» **Problem**:
Nothing in the entries may change when you repeat them, and no images may appear.

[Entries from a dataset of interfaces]

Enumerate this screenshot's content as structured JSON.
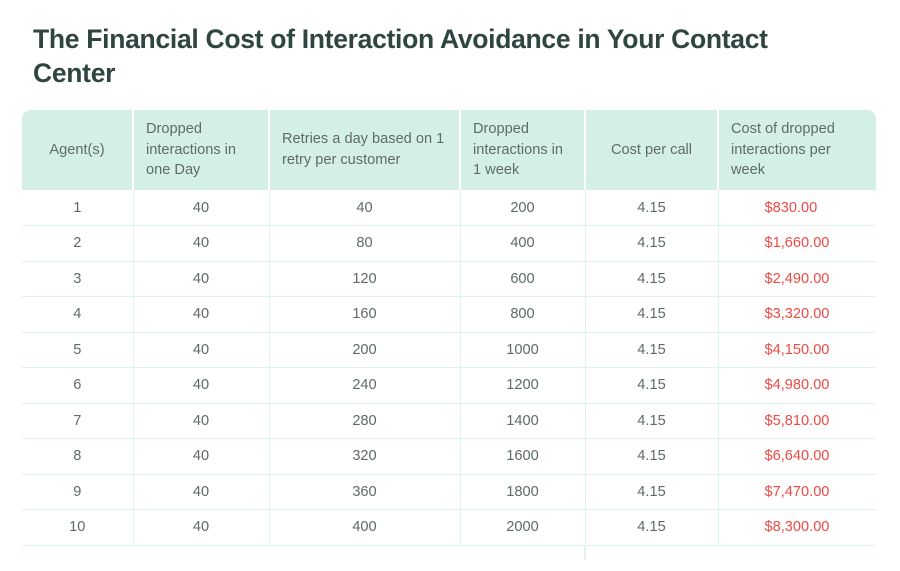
{
  "title": "The Financial Cost of Interaction Avoidance in Your Contact Center",
  "colors": {
    "header_bg": "#d4f0e4",
    "header_text": "#5e6b68",
    "title_text": "#2f4540",
    "body_text": "#5e6b68",
    "cost_text": "#ef4a44",
    "row_divider": "#dff3ea",
    "page_bg": "#ffffff"
  },
  "table": {
    "columns": [
      {
        "label": "Agent(s)",
        "align": "center"
      },
      {
        "label": "Dropped interactions in one Day",
        "align": "left"
      },
      {
        "label": "Retries a day based on 1 retry per customer",
        "align": "left"
      },
      {
        "label": "Dropped interactions in 1 week",
        "align": "left"
      },
      {
        "label": "Cost per call",
        "align": "center"
      },
      {
        "label": "Cost of dropped interactions per week",
        "align": "left"
      }
    ],
    "rows": [
      {
        "agents": "1",
        "dropped_day": "40",
        "retries_day": "40",
        "dropped_week": "200",
        "cost_per_call": "4.15",
        "cost_week": "$830.00"
      },
      {
        "agents": "2",
        "dropped_day": "40",
        "retries_day": "80",
        "dropped_week": "400",
        "cost_per_call": "4.15",
        "cost_week": "$1,660.00"
      },
      {
        "agents": "3",
        "dropped_day": "40",
        "retries_day": "120",
        "dropped_week": "600",
        "cost_per_call": "4.15",
        "cost_week": "$2,490.00"
      },
      {
        "agents": "4",
        "dropped_day": "40",
        "retries_day": "160",
        "dropped_week": "800",
        "cost_per_call": "4.15",
        "cost_week": "$3,320.00"
      },
      {
        "agents": "5",
        "dropped_day": "40",
        "retries_day": "200",
        "dropped_week": "1000",
        "cost_per_call": "4.15",
        "cost_week": "$4,150.00"
      },
      {
        "agents": "6",
        "dropped_day": "40",
        "retries_day": "240",
        "dropped_week": "1200",
        "cost_per_call": "4.15",
        "cost_week": "$4,980.00"
      },
      {
        "agents": "7",
        "dropped_day": "40",
        "retries_day": "280",
        "dropped_week": "1400",
        "cost_per_call": "4.15",
        "cost_week": "$5,810.00"
      },
      {
        "agents": "8",
        "dropped_day": "40",
        "retries_day": "320",
        "dropped_week": "1600",
        "cost_per_call": "4.15",
        "cost_week": "$6,640.00"
      },
      {
        "agents": "9",
        "dropped_day": "40",
        "retries_day": "360",
        "dropped_week": "1800",
        "cost_per_call": "4.15",
        "cost_week": "$7,470.00"
      },
      {
        "agents": "10",
        "dropped_day": "40",
        "retries_day": "400",
        "dropped_week": "2000",
        "cost_per_call": "4.15",
        "cost_week": "$8,300.00"
      }
    ]
  },
  "chart_data": {
    "type": "table",
    "title": "The Financial Cost of Interaction Avoidance in Your Contact Center",
    "columns": [
      "Agent(s)",
      "Dropped interactions in one Day",
      "Retries a day based on 1 retry per customer",
      "Dropped interactions in 1 week",
      "Cost per call",
      "Cost of dropped interactions per week"
    ],
    "rows": [
      [
        "1",
        "40",
        "40",
        "200",
        "4.15",
        "$830.00"
      ],
      [
        "2",
        "40",
        "80",
        "400",
        "4.15",
        "$1,660.00"
      ],
      [
        "3",
        "40",
        "120",
        "600",
        "4.15",
        "$2,490.00"
      ],
      [
        "4",
        "40",
        "160",
        "800",
        "4.15",
        "$3,320.00"
      ],
      [
        "5",
        "40",
        "200",
        "1000",
        "4.15",
        "$4,150.00"
      ],
      [
        "6",
        "40",
        "240",
        "1200",
        "4.15",
        "$4,980.00"
      ],
      [
        "7",
        "40",
        "280",
        "1400",
        "4.15",
        "$5,810.00"
      ],
      [
        "8",
        "40",
        "320",
        "1600",
        "4.15",
        "$6,640.00"
      ],
      [
        "9",
        "40",
        "360",
        "1800",
        "4.15",
        "$7,470.00"
      ],
      [
        "10",
        "40",
        "400",
        "2000",
        "4.15",
        "$8,300.00"
      ]
    ],
    "series": [
      {
        "name": "Agent(s)",
        "values": [
          1,
          2,
          3,
          4,
          5,
          6,
          7,
          8,
          9,
          10
        ]
      },
      {
        "name": "Dropped interactions in one Day",
        "values": [
          40,
          40,
          40,
          40,
          40,
          40,
          40,
          40,
          40,
          40
        ]
      },
      {
        "name": "Retries a day based on 1 retry per customer",
        "values": [
          40,
          80,
          120,
          160,
          200,
          240,
          280,
          320,
          360,
          400
        ]
      },
      {
        "name": "Dropped interactions in 1 week",
        "values": [
          200,
          400,
          600,
          800,
          1000,
          1200,
          1400,
          1600,
          1800,
          2000
        ]
      },
      {
        "name": "Cost per call",
        "values": [
          4.15,
          4.15,
          4.15,
          4.15,
          4.15,
          4.15,
          4.15,
          4.15,
          4.15,
          4.15
        ]
      },
      {
        "name": "Cost of dropped interactions per week",
        "values": [
          830,
          1660,
          2490,
          3320,
          4150,
          4980,
          5810,
          6640,
          7470,
          8300
        ]
      }
    ]
  }
}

» **Output of the task**:
Enumerate this screenshot's content as structured JSON.
{
  "title": "The Financial Cost of Interaction Avoidance in Your Contact Center",
  "colors": {
    "header_bg": "#d4f0e4",
    "header_text": "#5e6b68",
    "title_text": "#2f4540",
    "body_text": "#5e6b68",
    "cost_text": "#ef4a44",
    "row_divider": "#dff3ea",
    "page_bg": "#ffffff"
  },
  "table": {
    "columns": [
      {
        "label": "Agent(s)",
        "align": "center"
      },
      {
        "label": "Dropped interactions in one Day",
        "align": "left"
      },
      {
        "label": "Retries a day based on 1 retry per customer",
        "align": "left"
      },
      {
        "label": "Dropped interactions in 1 week",
        "align": "left"
      },
      {
        "label": "Cost per call",
        "align": "center"
      },
      {
        "label": "Cost of dropped interactions per week",
        "align": "left"
      }
    ],
    "rows": [
      {
        "agents": "1",
        "dropped_day": "40",
        "retries_day": "40",
        "dropped_week": "200",
        "cost_per_call": "4.15",
        "cost_week": "$830.00"
      },
      {
        "agents": "2",
        "dropped_day": "40",
        "retries_day": "80",
        "dropped_week": "400",
        "cost_per_call": "4.15",
        "cost_week": "$1,660.00"
      },
      {
        "agents": "3",
        "dropped_day": "40",
        "retries_day": "120",
        "dropped_week": "600",
        "cost_per_call": "4.15",
        "cost_week": "$2,490.00"
      },
      {
        "agents": "4",
        "dropped_day": "40",
        "retries_day": "160",
        "dropped_week": "800",
        "cost_per_call": "4.15",
        "cost_week": "$3,320.00"
      },
      {
        "agents": "5",
        "dropped_day": "40",
        "retries_day": "200",
        "dropped_week": "1000",
        "cost_per_call": "4.15",
        "cost_week": "$4,150.00"
      },
      {
        "agents": "6",
        "dropped_day": "40",
        "retries_day": "240",
        "dropped_week": "1200",
        "cost_per_call": "4.15",
        "cost_week": "$4,980.00"
      },
      {
        "agents": "7",
        "dropped_day": "40",
        "retries_day": "280",
        "dropped_week": "1400",
        "cost_per_call": "4.15",
        "cost_week": "$5,810.00"
      },
      {
        "agents": "8",
        "dropped_day": "40",
        "retries_day": "320",
        "dropped_week": "1600",
        "cost_per_call": "4.15",
        "cost_week": "$6,640.00"
      },
      {
        "agents": "9",
        "dropped_day": "40",
        "retries_day": "360",
        "dropped_week": "1800",
        "cost_per_call": "4.15",
        "cost_week": "$7,470.00"
      },
      {
        "agents": "10",
        "dropped_day": "40",
        "retries_day": "400",
        "dropped_week": "2000",
        "cost_per_call": "4.15",
        "cost_week": "$8,300.00"
      }
    ]
  },
  "chart_data": {
    "type": "table",
    "title": "The Financial Cost of Interaction Avoidance in Your Contact Center",
    "columns": [
      "Agent(s)",
      "Dropped interactions in one Day",
      "Retries a day based on 1 retry per customer",
      "Dropped interactions in 1 week",
      "Cost per call",
      "Cost of dropped interactions per week"
    ],
    "rows": [
      [
        "1",
        "40",
        "40",
        "200",
        "4.15",
        "$830.00"
      ],
      [
        "2",
        "40",
        "80",
        "400",
        "4.15",
        "$1,660.00"
      ],
      [
        "3",
        "40",
        "120",
        "600",
        "4.15",
        "$2,490.00"
      ],
      [
        "4",
        "40",
        "160",
        "800",
        "4.15",
        "$3,320.00"
      ],
      [
        "5",
        "40",
        "200",
        "1000",
        "4.15",
        "$4,150.00"
      ],
      [
        "6",
        "40",
        "240",
        "1200",
        "4.15",
        "$4,980.00"
      ],
      [
        "7",
        "40",
        "280",
        "1400",
        "4.15",
        "$5,810.00"
      ],
      [
        "8",
        "40",
        "320",
        "1600",
        "4.15",
        "$6,640.00"
      ],
      [
        "9",
        "40",
        "360",
        "1800",
        "4.15",
        "$7,470.00"
      ],
      [
        "10",
        "40",
        "400",
        "2000",
        "4.15",
        "$8,300.00"
      ]
    ],
    "series": [
      {
        "name": "Agent(s)",
        "values": [
          1,
          2,
          3,
          4,
          5,
          6,
          7,
          8,
          9,
          10
        ]
      },
      {
        "name": "Dropped interactions in one Day",
        "values": [
          40,
          40,
          40,
          40,
          40,
          40,
          40,
          40,
          40,
          40
        ]
      },
      {
        "name": "Retries a day based on 1 retry per customer",
        "values": [
          40,
          80,
          120,
          160,
          200,
          240,
          280,
          320,
          360,
          400
        ]
      },
      {
        "name": "Dropped interactions in 1 week",
        "values": [
          200,
          400,
          600,
          800,
          1000,
          1200,
          1400,
          1600,
          1800,
          2000
        ]
      },
      {
        "name": "Cost per call",
        "values": [
          4.15,
          4.15,
          4.15,
          4.15,
          4.15,
          4.15,
          4.15,
          4.15,
          4.15,
          4.15
        ]
      },
      {
        "name": "Cost of dropped interactions per week",
        "values": [
          830,
          1660,
          2490,
          3320,
          4150,
          4980,
          5810,
          6640,
          7470,
          8300
        ]
      }
    ]
  }
}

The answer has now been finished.